DATA PROVIDED

☆ ☆ ☆ ☆

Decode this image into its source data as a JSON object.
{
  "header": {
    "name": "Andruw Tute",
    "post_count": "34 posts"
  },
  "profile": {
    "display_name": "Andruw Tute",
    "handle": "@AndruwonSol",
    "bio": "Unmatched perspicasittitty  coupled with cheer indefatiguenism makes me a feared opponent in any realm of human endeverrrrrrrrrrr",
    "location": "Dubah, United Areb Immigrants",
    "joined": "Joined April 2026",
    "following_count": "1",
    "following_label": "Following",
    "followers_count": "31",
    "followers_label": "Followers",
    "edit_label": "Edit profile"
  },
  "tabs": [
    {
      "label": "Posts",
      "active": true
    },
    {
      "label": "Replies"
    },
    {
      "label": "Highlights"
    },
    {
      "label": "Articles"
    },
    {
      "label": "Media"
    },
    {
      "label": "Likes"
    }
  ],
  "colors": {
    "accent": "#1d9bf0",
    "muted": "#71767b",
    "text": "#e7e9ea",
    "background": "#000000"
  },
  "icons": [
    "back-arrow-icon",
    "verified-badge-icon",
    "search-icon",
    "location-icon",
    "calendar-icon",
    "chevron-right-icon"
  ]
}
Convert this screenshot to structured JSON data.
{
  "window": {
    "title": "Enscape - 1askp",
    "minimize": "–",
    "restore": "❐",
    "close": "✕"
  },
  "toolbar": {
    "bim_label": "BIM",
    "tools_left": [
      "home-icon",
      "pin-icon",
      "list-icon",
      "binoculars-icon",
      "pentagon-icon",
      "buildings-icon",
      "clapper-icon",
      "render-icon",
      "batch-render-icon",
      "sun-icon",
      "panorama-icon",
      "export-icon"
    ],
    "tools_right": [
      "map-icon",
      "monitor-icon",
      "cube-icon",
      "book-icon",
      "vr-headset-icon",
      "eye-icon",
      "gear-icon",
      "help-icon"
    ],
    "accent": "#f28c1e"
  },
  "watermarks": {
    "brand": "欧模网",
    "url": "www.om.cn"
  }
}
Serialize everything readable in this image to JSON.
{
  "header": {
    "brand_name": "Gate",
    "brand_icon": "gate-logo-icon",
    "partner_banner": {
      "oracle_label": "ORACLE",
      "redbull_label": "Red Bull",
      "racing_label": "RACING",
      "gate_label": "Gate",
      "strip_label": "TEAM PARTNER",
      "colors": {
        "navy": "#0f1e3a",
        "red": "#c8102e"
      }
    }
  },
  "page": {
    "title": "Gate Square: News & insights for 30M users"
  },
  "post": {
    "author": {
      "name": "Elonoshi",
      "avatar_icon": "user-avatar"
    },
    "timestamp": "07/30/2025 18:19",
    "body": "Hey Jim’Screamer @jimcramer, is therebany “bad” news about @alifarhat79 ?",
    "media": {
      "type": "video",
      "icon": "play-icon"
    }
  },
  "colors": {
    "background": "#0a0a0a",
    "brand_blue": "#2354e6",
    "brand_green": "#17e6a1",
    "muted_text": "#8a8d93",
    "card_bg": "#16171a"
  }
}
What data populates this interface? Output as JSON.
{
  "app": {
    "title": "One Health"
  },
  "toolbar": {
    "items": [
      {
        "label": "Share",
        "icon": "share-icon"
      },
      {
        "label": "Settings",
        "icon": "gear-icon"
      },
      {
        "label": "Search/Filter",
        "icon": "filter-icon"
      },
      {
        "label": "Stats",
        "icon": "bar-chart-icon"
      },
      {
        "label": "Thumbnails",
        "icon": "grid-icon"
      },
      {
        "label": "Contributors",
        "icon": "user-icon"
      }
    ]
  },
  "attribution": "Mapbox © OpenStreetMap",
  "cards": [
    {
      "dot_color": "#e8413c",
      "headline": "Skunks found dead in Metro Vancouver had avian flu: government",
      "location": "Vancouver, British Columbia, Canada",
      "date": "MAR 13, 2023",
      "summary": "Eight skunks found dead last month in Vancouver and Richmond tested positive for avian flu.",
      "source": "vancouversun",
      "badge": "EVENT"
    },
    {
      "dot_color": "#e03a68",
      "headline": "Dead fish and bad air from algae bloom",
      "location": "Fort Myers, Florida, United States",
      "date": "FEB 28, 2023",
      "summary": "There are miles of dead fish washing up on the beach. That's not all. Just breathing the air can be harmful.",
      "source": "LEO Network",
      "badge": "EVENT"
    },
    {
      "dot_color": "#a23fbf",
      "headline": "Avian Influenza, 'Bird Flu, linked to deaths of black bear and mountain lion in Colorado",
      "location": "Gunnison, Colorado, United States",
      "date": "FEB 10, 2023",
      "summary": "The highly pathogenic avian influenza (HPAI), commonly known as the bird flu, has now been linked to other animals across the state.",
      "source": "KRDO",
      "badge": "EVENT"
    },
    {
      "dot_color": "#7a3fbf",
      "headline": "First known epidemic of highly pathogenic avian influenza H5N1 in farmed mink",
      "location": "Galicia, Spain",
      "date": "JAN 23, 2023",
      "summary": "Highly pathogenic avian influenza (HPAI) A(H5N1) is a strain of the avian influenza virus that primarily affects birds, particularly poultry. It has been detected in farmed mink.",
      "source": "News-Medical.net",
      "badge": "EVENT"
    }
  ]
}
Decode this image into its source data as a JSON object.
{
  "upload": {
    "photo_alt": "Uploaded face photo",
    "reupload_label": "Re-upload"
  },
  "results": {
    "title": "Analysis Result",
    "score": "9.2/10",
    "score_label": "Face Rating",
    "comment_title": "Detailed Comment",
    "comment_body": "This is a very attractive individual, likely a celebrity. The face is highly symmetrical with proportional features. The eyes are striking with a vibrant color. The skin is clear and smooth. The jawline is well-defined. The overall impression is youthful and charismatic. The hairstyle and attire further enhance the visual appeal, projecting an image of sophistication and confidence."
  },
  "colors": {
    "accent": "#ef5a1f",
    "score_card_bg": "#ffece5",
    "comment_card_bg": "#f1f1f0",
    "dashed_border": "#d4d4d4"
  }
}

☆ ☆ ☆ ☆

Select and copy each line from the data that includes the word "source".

TASK ANSWER
Decode this image into its source data as a JSON object.
      "source": "vancouversun",
      "source": "LEO Network",
      "source": "KRDO",
      "source": "News-Medical.net",
Decode this image into its source data as a JSON object.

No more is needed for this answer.